The Schengen short-stay visa

visa schengen
visa schengen
Students, Researcher

The Schengen short-stay visa lets you enter and remain in a country in the Schengen area for a maximum period of 90 days. Depending on your nationality or your situation, you may not need it.

What does the Schengen short-stay visa allow?

The Schengen short-stay visa (visa Schengen court séjour) lets you enter and remain in a country in the Schengen area for a maximum period of 90 days. It may apply to an uninterrupted stay of 90 days or several stays with a cumulative length of 90 days. As with tourism and business, taking a short training programme, doing an internship, working after obtaining a temporary work permit are valid reasons for being granted a Schengen short-stay visa.

The Schengen single entrance short-stay visa (visa Schengen court séjour à une seule entrée) is only valid for one trip. If it allows two or more entrances, it is a travel visa which is valid for six months to five years. It authorises one or more successive stays that must not exceed 90 days total over a maximum period of 180 days.

No formalities are required, either on arrival or on departure. After the 90 days, you must leave the Schengen area. The Schengen short-stay visa is renewable, but you will have to wait six months to submit a new request.

Unlike a long-stay visa, it does not authorise you to live in France.

Who does the Schengen short-stay visa apply to?

Nationals of many countries are not required to have a Schengen short-stay visa to enter and stay in a country in the Schengen area to a maximum of 90 days, meaning:

  • citizens of the European Union, the European Economic Area and Switzerland;
  • nationals from the following countries, regardless of the reason for the stay: Albania*, Andorra, Antigua and Barbuda, Argentina, Macedonia, Bahamas, Barbados, BosniaHerzegovina*, Brunei, Canada, Chile, Colombia, Costa Rica, Dominica, El Salvador, United Arab Emirates, Grenada, Guatemala, Honduras, Israel, Malaysia, Mauritius, Monaco, Montenegro*, Nicaragua, New Zealand, Palau, Panama, Paraguay, Peru, Saint Kitts and Nevis, San Marino, Saint Vincent and the Grenadines, Saint-Lucia, Samoa, Serbia*, Seychelles, Taiwan (with a passport bearing the number of the identity card), East Timor, Tonga, Trinidad and Tobago, Uruguay, Vanuatu and Vatican;
    (* holders of biometric passports only)
  • nationals from the following countries, on condition they have a work permit if they are doing a paid activity: Australia, Brazil, South Korea, United States, Japan, Mexico, Singapore and Venezuela;
  • holders of passports from the special Chinese administrative regions: Hong Kong and Macao;
  • holders of a current residency permit in France;
  • holders of a residency permit granted by a State applying the Schengen agreement;
  • holders of a longstay visa granted by another state in the Schengen area;
  • holders of certain travel permits granted by an EU member state (residency permit stating "EU family member" or "Longterm EC resident");
  • holders of “British Nationals Overseas", "British Overseas Territories Citizens", "British Protected Persons" or "British Subjects" passports;
  • holders of a special card granted by the Ministry of Foreign Affairs to personnel from a diplomatic and consular mission.

If you do not fall in any of these categories, you must obtain a Schengen short-stay visa to enter and stay in France.
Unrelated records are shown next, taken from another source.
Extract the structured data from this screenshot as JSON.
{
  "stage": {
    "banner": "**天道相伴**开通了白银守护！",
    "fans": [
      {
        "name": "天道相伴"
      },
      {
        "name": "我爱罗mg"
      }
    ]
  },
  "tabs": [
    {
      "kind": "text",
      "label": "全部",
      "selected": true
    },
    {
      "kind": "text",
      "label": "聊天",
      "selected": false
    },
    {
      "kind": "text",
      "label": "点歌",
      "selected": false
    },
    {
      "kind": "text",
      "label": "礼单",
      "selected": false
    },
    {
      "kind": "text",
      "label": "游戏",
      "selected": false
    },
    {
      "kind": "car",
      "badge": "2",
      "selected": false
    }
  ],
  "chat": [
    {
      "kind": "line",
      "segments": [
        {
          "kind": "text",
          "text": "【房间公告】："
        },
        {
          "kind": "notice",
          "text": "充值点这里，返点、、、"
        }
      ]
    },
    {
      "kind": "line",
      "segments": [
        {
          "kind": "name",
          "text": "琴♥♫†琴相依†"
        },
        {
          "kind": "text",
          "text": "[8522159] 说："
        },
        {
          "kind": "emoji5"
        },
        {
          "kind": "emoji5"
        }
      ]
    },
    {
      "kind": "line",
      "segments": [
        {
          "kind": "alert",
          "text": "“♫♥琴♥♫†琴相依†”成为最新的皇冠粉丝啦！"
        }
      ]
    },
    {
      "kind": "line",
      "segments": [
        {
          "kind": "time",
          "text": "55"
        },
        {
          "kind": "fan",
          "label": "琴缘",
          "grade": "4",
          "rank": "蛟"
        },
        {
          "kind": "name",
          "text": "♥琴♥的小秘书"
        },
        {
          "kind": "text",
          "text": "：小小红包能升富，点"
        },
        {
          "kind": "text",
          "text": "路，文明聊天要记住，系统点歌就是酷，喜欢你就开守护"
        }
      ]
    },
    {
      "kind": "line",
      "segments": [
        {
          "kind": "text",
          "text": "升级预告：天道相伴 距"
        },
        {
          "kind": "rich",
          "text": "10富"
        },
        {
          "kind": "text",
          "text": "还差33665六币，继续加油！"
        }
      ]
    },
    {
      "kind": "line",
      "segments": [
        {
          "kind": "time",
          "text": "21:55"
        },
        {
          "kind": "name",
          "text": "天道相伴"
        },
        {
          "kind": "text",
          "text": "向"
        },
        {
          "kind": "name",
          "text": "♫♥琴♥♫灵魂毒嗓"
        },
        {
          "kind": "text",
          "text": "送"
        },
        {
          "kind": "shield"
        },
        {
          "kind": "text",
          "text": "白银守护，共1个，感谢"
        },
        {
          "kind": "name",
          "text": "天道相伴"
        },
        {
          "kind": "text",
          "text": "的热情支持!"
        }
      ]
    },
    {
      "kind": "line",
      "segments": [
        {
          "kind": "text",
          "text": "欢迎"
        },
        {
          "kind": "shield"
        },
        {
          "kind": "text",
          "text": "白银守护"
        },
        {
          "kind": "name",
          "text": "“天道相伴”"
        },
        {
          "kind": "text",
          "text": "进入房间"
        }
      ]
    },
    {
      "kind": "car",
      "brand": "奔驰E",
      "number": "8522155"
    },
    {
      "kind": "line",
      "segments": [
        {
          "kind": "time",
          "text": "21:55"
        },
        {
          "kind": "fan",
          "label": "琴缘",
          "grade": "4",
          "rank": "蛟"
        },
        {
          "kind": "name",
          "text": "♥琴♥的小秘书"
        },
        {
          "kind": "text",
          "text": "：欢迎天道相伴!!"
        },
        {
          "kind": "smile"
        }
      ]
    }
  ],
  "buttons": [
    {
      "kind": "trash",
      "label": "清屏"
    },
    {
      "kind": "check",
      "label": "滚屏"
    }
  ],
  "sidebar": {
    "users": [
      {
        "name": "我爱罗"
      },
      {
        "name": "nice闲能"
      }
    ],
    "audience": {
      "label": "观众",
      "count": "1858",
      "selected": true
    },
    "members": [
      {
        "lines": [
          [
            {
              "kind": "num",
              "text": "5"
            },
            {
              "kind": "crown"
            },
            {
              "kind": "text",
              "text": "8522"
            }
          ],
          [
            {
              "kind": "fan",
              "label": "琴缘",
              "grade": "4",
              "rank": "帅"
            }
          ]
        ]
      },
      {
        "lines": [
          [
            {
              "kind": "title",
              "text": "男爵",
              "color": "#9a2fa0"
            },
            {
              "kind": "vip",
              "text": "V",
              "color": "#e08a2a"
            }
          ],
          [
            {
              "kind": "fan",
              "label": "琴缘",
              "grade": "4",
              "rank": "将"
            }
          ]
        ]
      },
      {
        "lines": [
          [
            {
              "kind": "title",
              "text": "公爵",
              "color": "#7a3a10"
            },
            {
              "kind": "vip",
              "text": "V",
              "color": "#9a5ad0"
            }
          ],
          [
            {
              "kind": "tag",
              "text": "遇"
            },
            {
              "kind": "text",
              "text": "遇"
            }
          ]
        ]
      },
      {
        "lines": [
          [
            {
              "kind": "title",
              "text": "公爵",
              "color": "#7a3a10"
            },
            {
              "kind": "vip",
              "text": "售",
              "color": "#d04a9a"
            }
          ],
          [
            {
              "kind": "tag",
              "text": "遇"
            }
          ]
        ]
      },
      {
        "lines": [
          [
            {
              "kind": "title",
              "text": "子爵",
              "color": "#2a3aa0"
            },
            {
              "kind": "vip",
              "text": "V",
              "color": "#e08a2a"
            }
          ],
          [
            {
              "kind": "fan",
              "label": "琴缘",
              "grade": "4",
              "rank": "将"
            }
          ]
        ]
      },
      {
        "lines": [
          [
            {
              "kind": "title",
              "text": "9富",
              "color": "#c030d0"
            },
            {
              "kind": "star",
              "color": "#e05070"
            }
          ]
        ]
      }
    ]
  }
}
Contact the French consular authorities or those of another country in the Schengen area to submit your request.

Follow the main steps to come study in France

Discover